Though often referred to as a sculptor, Artschwager made paintings since the beginning of his career. For him, each medium inverted the other. Where his sculptures are relentlessly flat, his paintings are unfailingly material. Typically gray like newsprint and made of acrylic on Celotex, Artschwager’s early tableaux, like much other Pop art of the time, revolve around photographic subjects. Crossing a generic material with a generic image—an experiment not so different from the one carried out in Description—such works offer a mordant banality. The Celotex renders the paintings strange, delivering surfaces crackling with television-like static, and, in certain cases, giving an almost charred appearance. In contrast to the work of peers like Richter or Warhol, however, Artschwager’s subjects often seem beside the point, even if they are at times explicitly political (see, for example, his 2002 rendering of George W. Bush). Indeed, the grandiose frames frequently bordering these works make clear that a painting for Artschwager ultimately functioned more as a stand-in for painting at large than as a distinctive work in itself. Fashioned out of materials such as shiny metal or wood with a particularly lurid grain, Artschwager’s frames remind the viewer that he consistently approached his art from a material, rather than pictorial, perspective. His work conveys the tension between material designs and immaterial signs, a fact often sublimated in our world of effortlessly circulating images.
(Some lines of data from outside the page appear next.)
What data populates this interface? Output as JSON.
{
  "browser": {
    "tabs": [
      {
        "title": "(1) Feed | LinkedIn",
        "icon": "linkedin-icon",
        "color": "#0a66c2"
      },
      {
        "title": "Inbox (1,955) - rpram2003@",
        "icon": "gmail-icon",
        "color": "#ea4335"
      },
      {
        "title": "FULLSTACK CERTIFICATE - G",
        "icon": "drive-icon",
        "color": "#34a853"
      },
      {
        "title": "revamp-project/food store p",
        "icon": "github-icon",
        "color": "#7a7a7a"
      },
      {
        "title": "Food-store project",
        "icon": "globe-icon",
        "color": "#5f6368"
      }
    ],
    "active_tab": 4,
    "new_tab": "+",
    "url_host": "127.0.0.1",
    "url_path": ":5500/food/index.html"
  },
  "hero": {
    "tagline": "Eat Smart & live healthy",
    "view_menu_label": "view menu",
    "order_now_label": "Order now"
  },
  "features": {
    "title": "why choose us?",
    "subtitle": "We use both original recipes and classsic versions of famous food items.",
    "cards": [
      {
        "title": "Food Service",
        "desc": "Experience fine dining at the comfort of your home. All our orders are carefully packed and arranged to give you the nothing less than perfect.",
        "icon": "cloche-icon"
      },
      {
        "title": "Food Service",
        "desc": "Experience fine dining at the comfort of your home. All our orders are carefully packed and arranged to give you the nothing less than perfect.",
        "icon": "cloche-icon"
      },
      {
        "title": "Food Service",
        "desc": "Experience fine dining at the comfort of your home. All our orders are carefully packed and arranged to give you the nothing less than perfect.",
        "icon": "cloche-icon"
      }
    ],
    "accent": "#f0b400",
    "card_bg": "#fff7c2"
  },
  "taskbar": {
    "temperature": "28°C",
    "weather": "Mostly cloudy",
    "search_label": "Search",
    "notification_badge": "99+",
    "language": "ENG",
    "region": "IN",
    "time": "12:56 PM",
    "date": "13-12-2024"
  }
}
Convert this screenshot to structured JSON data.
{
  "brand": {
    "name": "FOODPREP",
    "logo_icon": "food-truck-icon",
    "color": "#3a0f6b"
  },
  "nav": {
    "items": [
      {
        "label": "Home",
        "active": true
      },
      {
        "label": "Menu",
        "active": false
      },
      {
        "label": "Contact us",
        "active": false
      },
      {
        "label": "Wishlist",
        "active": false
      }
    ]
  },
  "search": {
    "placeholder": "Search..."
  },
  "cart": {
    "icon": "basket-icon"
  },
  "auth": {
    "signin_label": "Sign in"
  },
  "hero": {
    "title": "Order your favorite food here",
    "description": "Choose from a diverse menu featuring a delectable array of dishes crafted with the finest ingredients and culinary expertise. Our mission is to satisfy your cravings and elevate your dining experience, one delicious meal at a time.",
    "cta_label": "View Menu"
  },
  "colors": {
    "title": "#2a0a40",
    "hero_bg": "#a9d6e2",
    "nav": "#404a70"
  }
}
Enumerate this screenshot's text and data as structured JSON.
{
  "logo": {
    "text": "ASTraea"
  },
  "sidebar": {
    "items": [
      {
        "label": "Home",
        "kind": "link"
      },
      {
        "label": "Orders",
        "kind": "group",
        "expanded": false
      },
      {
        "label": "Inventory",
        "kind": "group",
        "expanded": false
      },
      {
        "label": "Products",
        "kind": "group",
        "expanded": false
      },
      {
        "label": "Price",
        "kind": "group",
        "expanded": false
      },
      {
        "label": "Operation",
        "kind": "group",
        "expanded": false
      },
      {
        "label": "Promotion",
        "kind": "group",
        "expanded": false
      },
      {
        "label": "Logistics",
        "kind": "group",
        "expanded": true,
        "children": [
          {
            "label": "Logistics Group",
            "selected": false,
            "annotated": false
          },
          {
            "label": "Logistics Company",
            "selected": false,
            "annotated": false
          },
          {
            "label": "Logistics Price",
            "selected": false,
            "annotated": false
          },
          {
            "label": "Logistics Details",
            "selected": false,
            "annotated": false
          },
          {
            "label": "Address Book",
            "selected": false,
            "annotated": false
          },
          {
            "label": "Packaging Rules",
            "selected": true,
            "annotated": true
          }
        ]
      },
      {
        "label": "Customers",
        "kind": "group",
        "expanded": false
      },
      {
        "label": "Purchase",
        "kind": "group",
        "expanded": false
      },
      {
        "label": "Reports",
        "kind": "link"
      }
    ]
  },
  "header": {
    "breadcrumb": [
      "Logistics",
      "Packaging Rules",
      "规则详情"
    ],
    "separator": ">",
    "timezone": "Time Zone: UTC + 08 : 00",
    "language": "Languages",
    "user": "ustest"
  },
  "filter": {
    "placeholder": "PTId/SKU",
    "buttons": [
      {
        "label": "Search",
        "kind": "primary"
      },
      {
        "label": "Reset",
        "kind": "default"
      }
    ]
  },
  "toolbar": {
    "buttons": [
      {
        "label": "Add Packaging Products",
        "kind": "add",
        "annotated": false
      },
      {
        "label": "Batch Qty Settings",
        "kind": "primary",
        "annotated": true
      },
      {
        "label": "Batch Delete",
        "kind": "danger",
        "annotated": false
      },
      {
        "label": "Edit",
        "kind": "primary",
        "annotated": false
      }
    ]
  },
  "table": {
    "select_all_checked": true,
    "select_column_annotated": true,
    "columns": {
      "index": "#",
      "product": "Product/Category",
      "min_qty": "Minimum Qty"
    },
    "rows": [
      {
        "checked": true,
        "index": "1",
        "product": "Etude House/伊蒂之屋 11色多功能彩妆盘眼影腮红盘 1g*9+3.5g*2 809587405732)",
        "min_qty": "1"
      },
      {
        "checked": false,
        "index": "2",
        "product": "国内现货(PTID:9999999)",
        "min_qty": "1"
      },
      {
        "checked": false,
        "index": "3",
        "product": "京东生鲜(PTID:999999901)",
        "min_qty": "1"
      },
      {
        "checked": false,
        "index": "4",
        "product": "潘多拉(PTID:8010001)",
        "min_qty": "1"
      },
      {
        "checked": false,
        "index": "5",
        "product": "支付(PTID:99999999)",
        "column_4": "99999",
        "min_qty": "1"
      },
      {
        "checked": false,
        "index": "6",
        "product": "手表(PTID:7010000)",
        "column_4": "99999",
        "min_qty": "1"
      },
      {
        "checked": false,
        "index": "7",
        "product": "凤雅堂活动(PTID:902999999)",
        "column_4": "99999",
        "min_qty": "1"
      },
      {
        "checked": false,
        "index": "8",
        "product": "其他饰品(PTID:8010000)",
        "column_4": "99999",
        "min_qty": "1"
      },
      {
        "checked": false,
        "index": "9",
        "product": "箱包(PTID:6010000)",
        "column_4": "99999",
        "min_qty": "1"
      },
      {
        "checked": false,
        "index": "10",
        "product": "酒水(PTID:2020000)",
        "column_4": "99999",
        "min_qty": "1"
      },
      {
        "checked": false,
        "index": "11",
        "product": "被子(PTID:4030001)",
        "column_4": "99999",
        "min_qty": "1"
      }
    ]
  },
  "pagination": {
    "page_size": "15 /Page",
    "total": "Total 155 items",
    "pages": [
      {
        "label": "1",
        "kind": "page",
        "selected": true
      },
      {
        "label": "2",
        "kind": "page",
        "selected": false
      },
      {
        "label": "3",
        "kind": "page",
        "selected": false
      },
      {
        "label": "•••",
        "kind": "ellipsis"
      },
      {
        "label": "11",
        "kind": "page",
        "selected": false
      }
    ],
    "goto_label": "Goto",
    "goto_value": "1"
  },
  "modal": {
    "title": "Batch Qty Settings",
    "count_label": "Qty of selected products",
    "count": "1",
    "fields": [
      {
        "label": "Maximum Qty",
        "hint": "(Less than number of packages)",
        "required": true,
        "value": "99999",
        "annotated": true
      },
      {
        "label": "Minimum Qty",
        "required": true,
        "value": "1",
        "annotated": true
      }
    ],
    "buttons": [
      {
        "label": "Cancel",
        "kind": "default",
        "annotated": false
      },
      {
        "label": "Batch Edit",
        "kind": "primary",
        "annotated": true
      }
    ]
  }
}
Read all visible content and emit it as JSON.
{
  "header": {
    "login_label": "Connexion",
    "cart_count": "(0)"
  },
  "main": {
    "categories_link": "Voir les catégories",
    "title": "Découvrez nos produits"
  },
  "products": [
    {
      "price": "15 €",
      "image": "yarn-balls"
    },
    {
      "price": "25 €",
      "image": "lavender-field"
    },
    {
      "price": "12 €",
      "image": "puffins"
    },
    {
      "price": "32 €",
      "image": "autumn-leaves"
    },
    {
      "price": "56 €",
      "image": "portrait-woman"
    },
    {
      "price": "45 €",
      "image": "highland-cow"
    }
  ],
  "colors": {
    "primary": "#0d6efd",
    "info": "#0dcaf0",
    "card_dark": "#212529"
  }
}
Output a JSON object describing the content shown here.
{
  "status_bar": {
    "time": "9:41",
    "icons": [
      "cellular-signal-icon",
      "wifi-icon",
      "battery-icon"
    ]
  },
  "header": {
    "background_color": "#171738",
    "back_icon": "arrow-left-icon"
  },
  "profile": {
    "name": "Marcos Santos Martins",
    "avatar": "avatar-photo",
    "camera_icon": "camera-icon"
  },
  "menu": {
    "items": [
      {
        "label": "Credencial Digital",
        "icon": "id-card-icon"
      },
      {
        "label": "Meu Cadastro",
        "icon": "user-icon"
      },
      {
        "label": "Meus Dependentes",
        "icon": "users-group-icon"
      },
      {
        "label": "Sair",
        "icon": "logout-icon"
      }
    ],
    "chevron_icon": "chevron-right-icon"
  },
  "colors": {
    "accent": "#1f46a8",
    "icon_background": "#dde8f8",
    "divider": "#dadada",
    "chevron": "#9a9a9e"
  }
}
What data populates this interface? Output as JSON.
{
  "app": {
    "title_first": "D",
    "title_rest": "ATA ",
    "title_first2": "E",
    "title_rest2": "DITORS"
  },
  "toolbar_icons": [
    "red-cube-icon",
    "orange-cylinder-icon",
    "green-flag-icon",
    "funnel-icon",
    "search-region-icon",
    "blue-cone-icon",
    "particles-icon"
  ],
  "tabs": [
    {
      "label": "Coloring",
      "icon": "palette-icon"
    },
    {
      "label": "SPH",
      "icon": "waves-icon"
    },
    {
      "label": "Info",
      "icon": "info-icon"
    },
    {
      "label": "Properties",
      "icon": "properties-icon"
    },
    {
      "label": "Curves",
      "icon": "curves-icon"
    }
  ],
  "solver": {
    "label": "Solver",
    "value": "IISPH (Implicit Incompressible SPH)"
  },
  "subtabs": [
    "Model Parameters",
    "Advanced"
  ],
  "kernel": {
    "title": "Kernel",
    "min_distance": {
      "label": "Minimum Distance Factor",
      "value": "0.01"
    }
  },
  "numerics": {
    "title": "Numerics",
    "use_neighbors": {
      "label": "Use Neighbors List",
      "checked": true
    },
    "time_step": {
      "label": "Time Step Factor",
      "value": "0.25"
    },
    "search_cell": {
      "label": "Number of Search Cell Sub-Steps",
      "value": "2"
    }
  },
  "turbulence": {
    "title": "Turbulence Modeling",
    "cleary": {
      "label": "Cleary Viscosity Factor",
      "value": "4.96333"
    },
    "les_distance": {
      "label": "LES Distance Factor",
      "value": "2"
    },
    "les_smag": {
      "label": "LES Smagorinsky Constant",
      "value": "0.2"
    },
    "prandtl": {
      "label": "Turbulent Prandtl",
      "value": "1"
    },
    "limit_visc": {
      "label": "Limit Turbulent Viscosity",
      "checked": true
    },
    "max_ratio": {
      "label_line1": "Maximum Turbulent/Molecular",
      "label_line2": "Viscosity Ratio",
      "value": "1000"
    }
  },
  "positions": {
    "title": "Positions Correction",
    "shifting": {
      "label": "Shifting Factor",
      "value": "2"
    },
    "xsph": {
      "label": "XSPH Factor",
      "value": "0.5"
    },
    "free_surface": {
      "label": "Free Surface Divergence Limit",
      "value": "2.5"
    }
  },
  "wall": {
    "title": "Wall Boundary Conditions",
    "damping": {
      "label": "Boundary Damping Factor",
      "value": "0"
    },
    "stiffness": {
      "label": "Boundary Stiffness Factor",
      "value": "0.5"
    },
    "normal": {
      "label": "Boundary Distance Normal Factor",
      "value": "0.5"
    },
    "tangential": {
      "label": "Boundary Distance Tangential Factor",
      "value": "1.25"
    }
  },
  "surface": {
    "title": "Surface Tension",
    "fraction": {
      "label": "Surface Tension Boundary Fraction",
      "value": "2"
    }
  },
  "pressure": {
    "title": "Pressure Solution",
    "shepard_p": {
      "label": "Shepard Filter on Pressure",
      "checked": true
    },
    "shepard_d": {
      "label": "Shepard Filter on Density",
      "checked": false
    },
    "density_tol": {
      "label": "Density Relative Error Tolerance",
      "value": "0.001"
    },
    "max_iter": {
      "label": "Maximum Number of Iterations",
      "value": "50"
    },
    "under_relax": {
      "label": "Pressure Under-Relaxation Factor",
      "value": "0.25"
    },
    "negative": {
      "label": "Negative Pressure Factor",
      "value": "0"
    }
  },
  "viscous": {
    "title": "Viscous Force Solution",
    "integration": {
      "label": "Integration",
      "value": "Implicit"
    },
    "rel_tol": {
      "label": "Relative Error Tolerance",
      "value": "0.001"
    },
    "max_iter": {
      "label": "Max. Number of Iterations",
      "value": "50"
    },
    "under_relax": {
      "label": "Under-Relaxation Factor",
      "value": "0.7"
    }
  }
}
If one of Artschwager’s fundamental contributions was thus to play with material, texture, and surface in ways that probed both the nature of function and the workings of representation, today these aspects of his practice appear most insightful when brought to bear on matters of social interaction. Frequently raising the specter of participation with his tables, pictures, and chairs, Artschwager’s work nevertheless prohibits such activity. His horrendous Formica and horsehair-slatted Double Dinner, 1988, is a case in point. No couple would ever want to sit here; the work’s contrasting textures and tight quarters rub us the wrong way. If many artists practicing in the ’60s sought to work in the gap between art and life, and many since have cleverly blended—if not problematically collapsed—the two, Artschwager, in his droll way, always went to great lengths to mind that gap by asking questions about the real and its representation. In 2007 he returned to these questions in his lime-green and baby-blue Table (Somewhat), which uses an ostentatiously friendly color scheme to update Description for a moment after relational aesthetics. If Donald Judd’s design philosophy of clean lines and simple surfaces eventually melded seamlessly into our contemporary environment, Artschwager’s “tasteful” vernacular still sticks out like a sore thumb (or, to invoke one of the artist’s better titles, a Key Member), reminding us of his talent for bringing to the surface everything that lurks beneath.

Travels to the Hammer Museum, Los Angeles, June 16–Sept. 1.

Richard Artschwager passed away on February 9, just as this issue was going to press.

Alex Kitnick is an art historian currently living in Los Angeles.